My emotional intelligence received a shot of adrenaline to the heart, Mia Wallace style. I was shocked at first, realizing how rude people could be to me. I was just an innocent intern, I had no clue was I was doing, surely they could empathize? The “they” I speak of is no one in the office, they are all downright lovely people. The “they” I speak of are the legislative receptionists, parents at tabling events (yes parents with their kids), and plethoras of other pissed off people.
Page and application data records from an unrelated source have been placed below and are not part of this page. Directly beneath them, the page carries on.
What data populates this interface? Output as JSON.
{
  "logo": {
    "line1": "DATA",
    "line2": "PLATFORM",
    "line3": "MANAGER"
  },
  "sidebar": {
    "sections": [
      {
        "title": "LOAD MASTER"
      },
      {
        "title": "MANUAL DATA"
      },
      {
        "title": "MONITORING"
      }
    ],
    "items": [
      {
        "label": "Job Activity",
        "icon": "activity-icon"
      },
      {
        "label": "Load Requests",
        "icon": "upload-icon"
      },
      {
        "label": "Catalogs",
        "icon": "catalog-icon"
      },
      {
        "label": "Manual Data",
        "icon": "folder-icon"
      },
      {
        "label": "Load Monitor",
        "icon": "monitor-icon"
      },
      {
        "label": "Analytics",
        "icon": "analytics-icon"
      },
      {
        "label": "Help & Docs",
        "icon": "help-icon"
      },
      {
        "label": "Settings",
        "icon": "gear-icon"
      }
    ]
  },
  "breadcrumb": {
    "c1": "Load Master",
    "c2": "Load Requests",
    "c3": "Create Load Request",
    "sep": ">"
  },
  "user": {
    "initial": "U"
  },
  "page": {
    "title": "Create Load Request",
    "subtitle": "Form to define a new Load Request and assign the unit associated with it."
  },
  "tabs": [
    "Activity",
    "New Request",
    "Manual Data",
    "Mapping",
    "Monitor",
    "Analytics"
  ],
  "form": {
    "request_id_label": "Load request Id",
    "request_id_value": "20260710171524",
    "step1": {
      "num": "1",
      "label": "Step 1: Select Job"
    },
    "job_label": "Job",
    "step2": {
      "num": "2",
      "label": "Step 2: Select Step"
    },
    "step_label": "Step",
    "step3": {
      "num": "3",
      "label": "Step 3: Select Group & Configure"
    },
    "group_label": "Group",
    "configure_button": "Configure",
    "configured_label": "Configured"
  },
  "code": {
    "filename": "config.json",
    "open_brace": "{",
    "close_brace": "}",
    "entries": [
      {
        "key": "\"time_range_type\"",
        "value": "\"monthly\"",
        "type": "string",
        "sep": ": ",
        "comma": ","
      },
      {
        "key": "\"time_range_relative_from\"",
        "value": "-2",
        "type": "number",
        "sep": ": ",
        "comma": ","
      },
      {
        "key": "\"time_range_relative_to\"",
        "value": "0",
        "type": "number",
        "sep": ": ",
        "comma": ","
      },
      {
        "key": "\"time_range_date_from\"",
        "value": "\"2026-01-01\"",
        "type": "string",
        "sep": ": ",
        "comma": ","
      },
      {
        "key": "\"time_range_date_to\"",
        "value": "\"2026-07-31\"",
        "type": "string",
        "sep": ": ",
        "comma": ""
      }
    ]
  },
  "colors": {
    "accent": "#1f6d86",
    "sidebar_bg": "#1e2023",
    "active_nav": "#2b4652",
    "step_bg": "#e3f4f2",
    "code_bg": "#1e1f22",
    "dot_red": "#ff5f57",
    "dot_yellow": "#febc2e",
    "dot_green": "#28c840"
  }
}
I remember one instance in particular where my supervisor, Shawn, and I were at a school for a “Kidsfest” event. Along with dozens of other organizations, we were running a table, passing out information, and interacting with the kids. I had just finished sticking a temporary tattoo on the cutest kid, when a woman and her three children came up to our table. I smiled at her, prepared to give her my spiel, when she spurt out “How do I oppose this?” and whisked her hands over our table like she was swatting a fly. I thought maybe she had just misspoken, or that I interpreted her incorrectly, so I began talking to her about PCCY. She then interrupted me, spat out the same question and proceeded to say “my husband and I are both surgeons and we have six kids, you are all pushing it in the same direction and I hate that!” I replied with, “Excuse me, no it’s not” and then she stormed off, her confused children scuttling behind her. What the “it” was I don’t know, I just felt like I was attacked and had to refute whatever she was saying. And I’m fairly positive the woman did not know what the “it” was either, or what our organization was all about.
I stood behind the table, astonished at first, then I shook it off and continued on. Now that I have had time to reflect, I realized the most significant aspects of that interaction were the anger in her voice and how purely idiotic the whole thing was. Who comes to an event with clowns, jugglers, bouncy houses, and tables of non-profits; an event that is literally called “Kidsfest”, to get pissed off and go table to table berating the people sitting behind them. The fact that they would come with their children to do this is so next level that I can’t even begin to articulate how messed up it is. Yes, I remember this moment with some anger. However, I also remember it with some new insight.
I realized that she, a surgeon who spends her days interacting with unconscious bodies, has no idea or grasp on the lifestyles of others or the issues that good, hard-working, Americans face. She couldn’t possibly know about the social injustices that are deeply embedded in our system of education. She can’t understand the level of obstacles a child born into poverty faces, already behind their peers by age one. She doesn’t understand that everyone’s parents aren’t surgeons, and that some children don’t have parents at all. She doesn’t understand the monster that is child care; low income families spend 50% of their salary on childcare, people lose their jobs because of a lack of childcare, and kids lose their lives because of low quality child care. As a white surgeon, she couldn’t possibly understand the struggle a minority single mother has to go through to put her children in care. The largest burden the hateful surgeon bears, is the burden of her own hate.
This woman was so full of hate and anger, but the most striking thing about her was the putrid odor of ignorance, seeping out of her every orifice. It’s scary and disappointing, that someone who is supposed to be smart and honorable, a surgeon, was full of so much ignorance and disregard for others. It is people like this that scare me the most; the ones who refute facts, and who turn a blind eye to the wreck around them. They live in an alternate reality. The information and truth is available; the facts, the reports, and the numbers are there. Yet, there are people who insist on asserting false realities that exclude populations of people, perpetuate social injustice, and feed hate.
I feel a new responsibility after completing this internship. A responsibility to hold up the truth in whatever I do. I will speak up in the face of ignorance and hate.